In the winter of 1758 his health broke down completely. He was so ill that he thought that his constitution was seriously injured; and therefore withdrew to Mount Vernon, where he slowly recovered. Meantime a great man came at last to the head of affairs in England, and, inspired by William Pitt, fleets and armies went forth to conquer. Reviving at the prospect, Washington offered his services to General Forbes, who had come to undertake the task which Braddock had failed to accomplish. Once more English troops appeared, and a large army was gathered. Then the old story began again, and Washington, whose proffered aid had been gladly received, chafed and worried all summer at the fresh spectacle of delay and stupidity which was presented to him. His advice was disregarded, and all the weary business of building new roads through the wilderness was once more undertaken. A detachment, sent forward contrary to his views, met with the fate of Braddock, and as the summer passed, and autumn changed to winter, it looked as if nothing would be gained in return for so much toil and preparation. But Pitt had conquered the Ohio in Canada, news arrived of the withdrawal of the French, the army pressed on, and, with Washington in the van, marched into the smoking ruins of Fort Duquesne, henceforth to be known to the world as Fort Pitt. So closed the first period in Washington's public career. We have seen him pass through it in all its phases. It shows him as an adventurous pioneer, as a reckless frontier fighter, and as a soldier of great promise. He learned many things in this time, and was taught much in the hard school of adversity. In the effort to conquer Frenchmen and Indians he studied the art of war, and at the same time he learned to bear with and to overcome the dulness and inefficiency of the government he served. Thus he was forced to practise self-control in order to attain his ends, and to acquire skill in the management of men. There could have been no better training for the work he was to do in the after years, and the future showed how deeply he profited by it. Let us turn now, for a moment, to the softer and pleasanter side of life, and having seen what Washington was, and what he did as a fighting man, let us try to know him in the equally important and far more attractive domain of private and domestic life.

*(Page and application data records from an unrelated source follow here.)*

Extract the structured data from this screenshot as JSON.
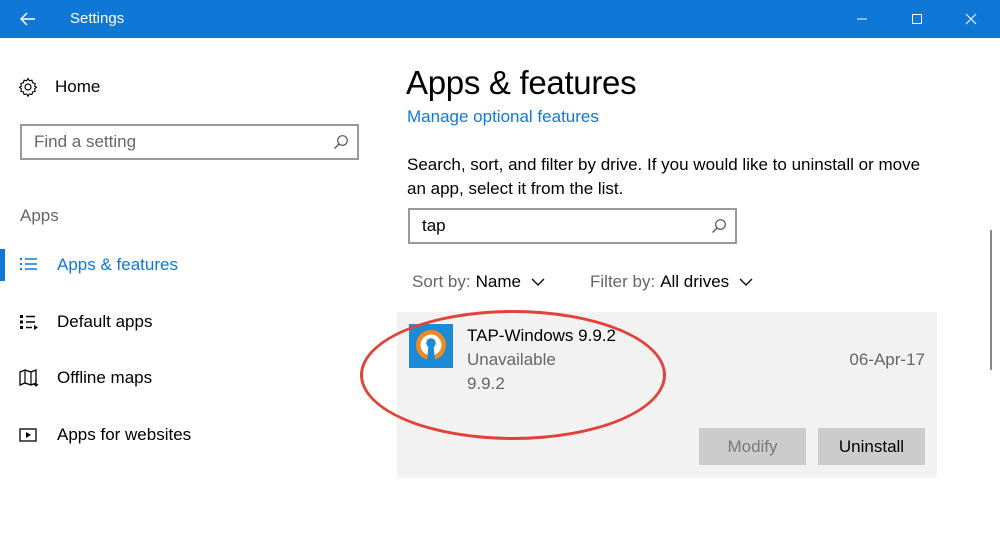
{
  "window": {
    "title": "Settings",
    "accent": "#0f78d7"
  },
  "sidebar": {
    "home_label": "Home",
    "search_placeholder": "Find a setting",
    "section_label": "Apps",
    "items": [
      {
        "label": "Apps & features",
        "icon": "list-icon",
        "active": true
      },
      {
        "label": "Default apps",
        "icon": "default-apps-icon",
        "active": false
      },
      {
        "label": "Offline maps",
        "icon": "map-icon",
        "active": false
      },
      {
        "label": "Apps for websites",
        "icon": "website-icon",
        "active": false
      }
    ]
  },
  "main": {
    "title": "Apps & features",
    "manage_link": "Manage optional features",
    "description": "Search, sort, and filter by drive. If you would like to uninstall or move an app, select it from the list.",
    "search_value": "tap",
    "sort_label": "Sort by:",
    "sort_value": "Name",
    "filter_label": "Filter by:",
    "filter_value": "All drives",
    "app": {
      "name": "TAP-Windows 9.9.2",
      "status": "Unavailable",
      "version": "9.9.2",
      "date": "06-Apr-17",
      "modify_label": "Modify",
      "uninstall_label": "Uninstall"
    }
  }
}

LEWIS WILLIS, of Fredericksburg, who was at school with Washington, used to speak of him as an unusually studious and industrious boy, but recalled one occasion when he distinguished himself and surprised his schoolmates by “romping with one of the largest girls.” Half a century later, when the days of romping were long over and gone, a gentleman writing of a Mrs. Hartley, whom Washington much admired, said that the general always liked a fine woman.” It is certain that from romping he passed rapidly to more serious forms of expressing regard, for by the time he was fourteen he had fallen deeply in love with Mary Bland of Westmoreland, whom he calls his “Lowland Beauty,” and to whom he wrote various copies of verses, preserved amid the notes of surveys, in his diary for 1747-48. The old tradition identified the “Lowland Beauty” with Miss Lucy Grymes, perhaps correctly, and there are drafts of letters addressed to “Dear Sally,” which suggest
1 Quoted from the Willis MS. by Mr. Conway, in Magazine of
American History, March, 1887, p. 196.